Breeding tubercles are keratin-based skin nodules found on male goldfish. They most often occur on the leading rays of the pectoral fins and the opercula (gill covers), but they can also be found on all rays of the pectoral fins, on the head and around the eyes, on the leading rays of thepelvic fins, and even on the body of the fish (not to be confused with the parasite Ichthyophthirius multifiliis). When breeding tubercles occur on the body of the fish, they are arranged on the scales in a neat pattern matching the contour of the scales. In contrast, the ich parasite occurs randomly all over the body. Breeding tubercles are induced, in part, by testosterone, and there is great variation in their appearance. There may be just a few tubercles on the pectoral fins, many tubercles all over the fish, or anything in-between.
This red veiltail telescope has tubercles above his eye, on the leading ray of his pectoral fin, and on his operculum.
This red broadtail has many tubercles all over the rays of his pectoral fin, all over his operculum, and all over his face.
This black butterfly telescope has many tubercles on the leading ray of his pectoral fin and some tubercles on his operculum.
This calico butterfly telescope has tubercles on his operculum and on the leading ray of his pectoral fin.
This image illustrates the difference between breeding tubercles on the body and the ich parasite on the body.
There is no clear consensus as to what the breeding tubercles are used for, but there are many possibilities. They may be used for male/female differentiation, protection against injury, weapons in intense pre-spawning male behavior, as a means to stay close to their mate during spawning, stimulators during spawning, an indicator of male health, or an indicator of male dominance. The actual purpose of breeding tubercles could be some, or all, of the above things.
In a study by Kortet et al, it was found that the breeding tubercles of the Roach (a fish related to the goldfish) serve as a status badge, with more dominant males possessing more tubercles than less dominant males. They also found that the tubercles serve as an indicator of male quality, meaning that males with more tubercles have greater reproductive success and are healthier (have fewer parasites). This means that the breeding tubercles serve as a marker to help the female fish pick mates that are healthier and have a better chance at fertilizing their eggs during a spawn.

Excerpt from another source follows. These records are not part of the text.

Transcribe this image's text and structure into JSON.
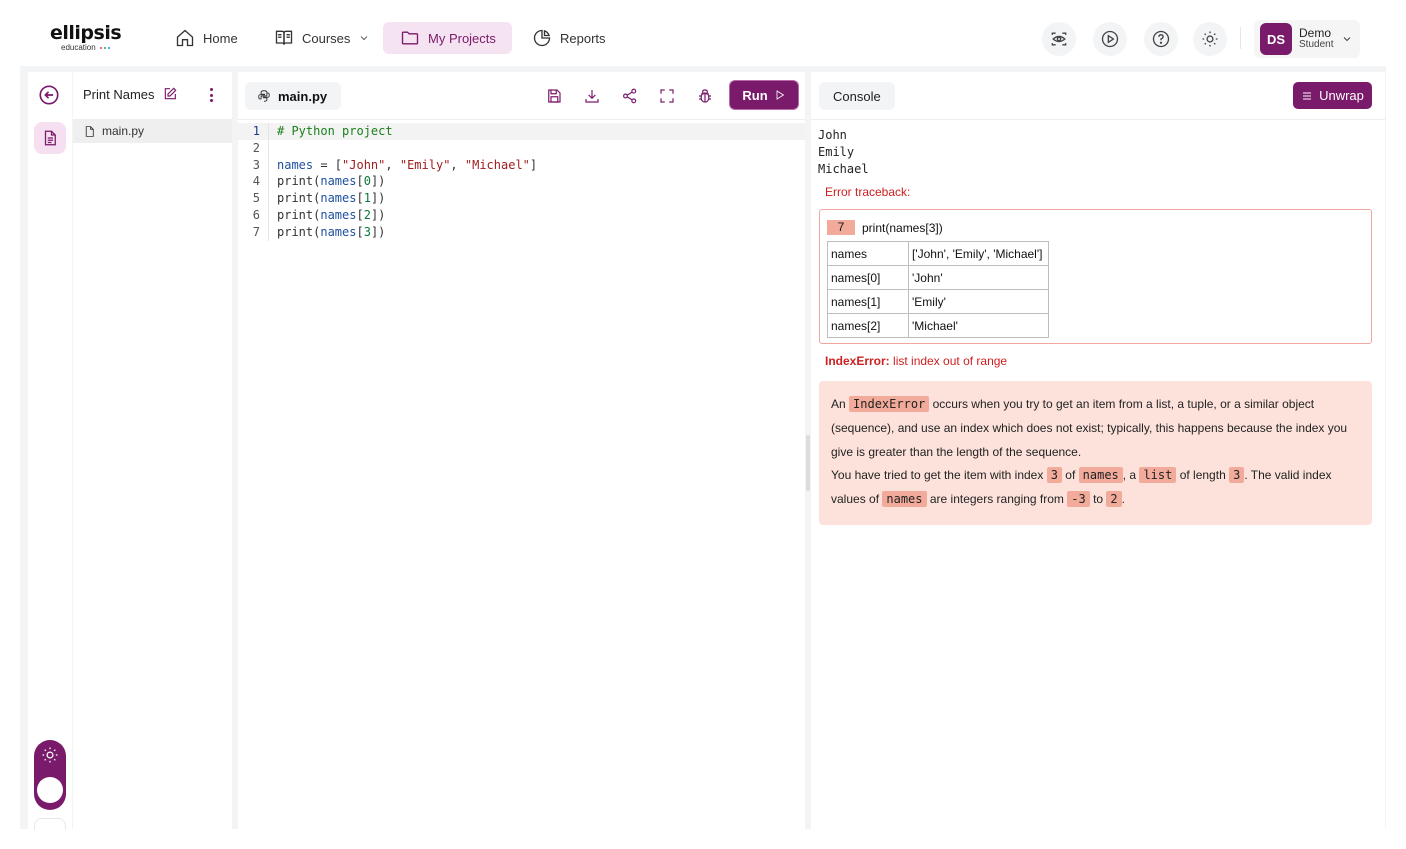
{
  "brand": {
    "name": "ellipsis",
    "sub": "education",
    "dot_colors": [
      "#e83e8c",
      "#28a745",
      "#1e88e5"
    ]
  },
  "nav": {
    "home": "Home",
    "courses": "Courses",
    "projects": "My Projects",
    "reports": "Reports"
  },
  "user": {
    "initials": "DS",
    "name": "Demo",
    "role": "Student"
  },
  "project": {
    "name": "Print Names",
    "files": [
      "main.py"
    ]
  },
  "editor": {
    "tab": "main.py",
    "run_label": "Run",
    "lines": [
      {
        "n": "1",
        "tokens": [
          [
            "comment",
            "# Python project"
          ]
        ]
      },
      {
        "n": "2",
        "tokens": []
      },
      {
        "n": "3",
        "tokens": [
          [
            "name",
            "names"
          ],
          [
            "plain",
            " = ["
          ],
          [
            "str",
            "\"John\""
          ],
          [
            "plain",
            ", "
          ],
          [
            "str",
            "\"Emily\""
          ],
          [
            "plain",
            ", "
          ],
          [
            "str",
            "\"Michael\""
          ],
          [
            "plain",
            "]"
          ]
        ]
      },
      {
        "n": "4",
        "tokens": [
          [
            "plain",
            "print("
          ],
          [
            "name",
            "names"
          ],
          [
            "plain",
            "["
          ],
          [
            "num",
            "0"
          ],
          [
            "plain",
            "])"
          ]
        ]
      },
      {
        "n": "5",
        "tokens": [
          [
            "plain",
            "print("
          ],
          [
            "name",
            "names"
          ],
          [
            "plain",
            "["
          ],
          [
            "num",
            "1"
          ],
          [
            "plain",
            "])"
          ]
        ]
      },
      {
        "n": "6",
        "tokens": [
          [
            "plain",
            "print("
          ],
          [
            "name",
            "names"
          ],
          [
            "plain",
            "["
          ],
          [
            "num",
            "2"
          ],
          [
            "plain",
            "])"
          ]
        ]
      },
      {
        "n": "7",
        "tokens": [
          [
            "plain",
            "print("
          ],
          [
            "name",
            "names"
          ],
          [
            "plain",
            "["
          ],
          [
            "num",
            "3"
          ],
          [
            "plain",
            "])"
          ]
        ]
      }
    ]
  },
  "console": {
    "tab": "Console",
    "unwrap_label": "Unwrap",
    "output": [
      "John",
      "Emily",
      "Michael"
    ],
    "traceback_title": "Error traceback:",
    "traceback_line_no": "7",
    "traceback_code": "print(names[3])",
    "variables": [
      {
        "name": "names",
        "value": "['John', 'Emily', 'Michael']"
      },
      {
        "name": "names[0]",
        "value": "'John'"
      },
      {
        "name": "names[1]",
        "value": "'Emily'"
      },
      {
        "name": "names[2]",
        "value": "'Michael'"
      }
    ],
    "error_type": "IndexError:",
    "error_message": "list index out of range",
    "explanation": {
      "p1_prefix": "An",
      "p1_code": "IndexError",
      "p1_text": "occurs when you try to get an item from a list, a tuple, or a similar object (sequence), and use an index which does not exist; typically, this happens because the index you give is greater than the length of the sequence.",
      "p2_a": "You have tried to get the item with index",
      "p2_index": "3",
      "p2_b": "of",
      "p2_var": "names",
      "p2_c": ", a",
      "p2_type": "list",
      "p2_d": "of length",
      "p2_len": "3",
      "p2_e": ". The valid index values of",
      "p2_var2": "names",
      "p2_f": "are integers ranging from",
      "p2_min": "-3",
      "p2_g": "to",
      "p2_max": "2",
      "p2_h": "."
    }
  },
  "colors": {
    "accent": "#7a1a6b",
    "accent_light": "#f6e3f1",
    "error": "#cc1f1f",
    "error_bg": "#fde2dc",
    "highlight": "#f2ab9a"
  }
}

Kortet R., J. Taskinen, A. Vainikka, and H. Ylonen. 2004. Breeding Tubercles, Papillomatosis and Dominance Behavior of Male Roach (Rutilus rutilus) During the Spawning Period.Ethology 110:591-601.
Back in 2009 I worked as a Pet Care Specialist at Petsmart (unfortunately!), and I had to deal with a lot of fish parasites and other maladies the fish shipments arrived with. While looking at the feeder goldfish tank, I saw a curious green spot on a comet’s tail. I took the fish out to further inspect, and the green dot fell off the fish! It was a fish louse. Nasty little things! Here’s my detailed photo and a video that shows its size in relation to my finger. I’m glad I’ve never had these in my own aquariums at home!
Fish lice are one of the few fish parasites that can be seen with the naked eye, and they pose a serious threat to aquarium fish. They use a sting to insert digestive enzymes into the fish, and then feed on the liquidized body fluids. They cause tissue damage at the site, and can also create openings for opportunistic bacterial infections. Fish lice should be picked off gently with a tweezers, and the tank should be treated using Dimilin according to the directions on the package.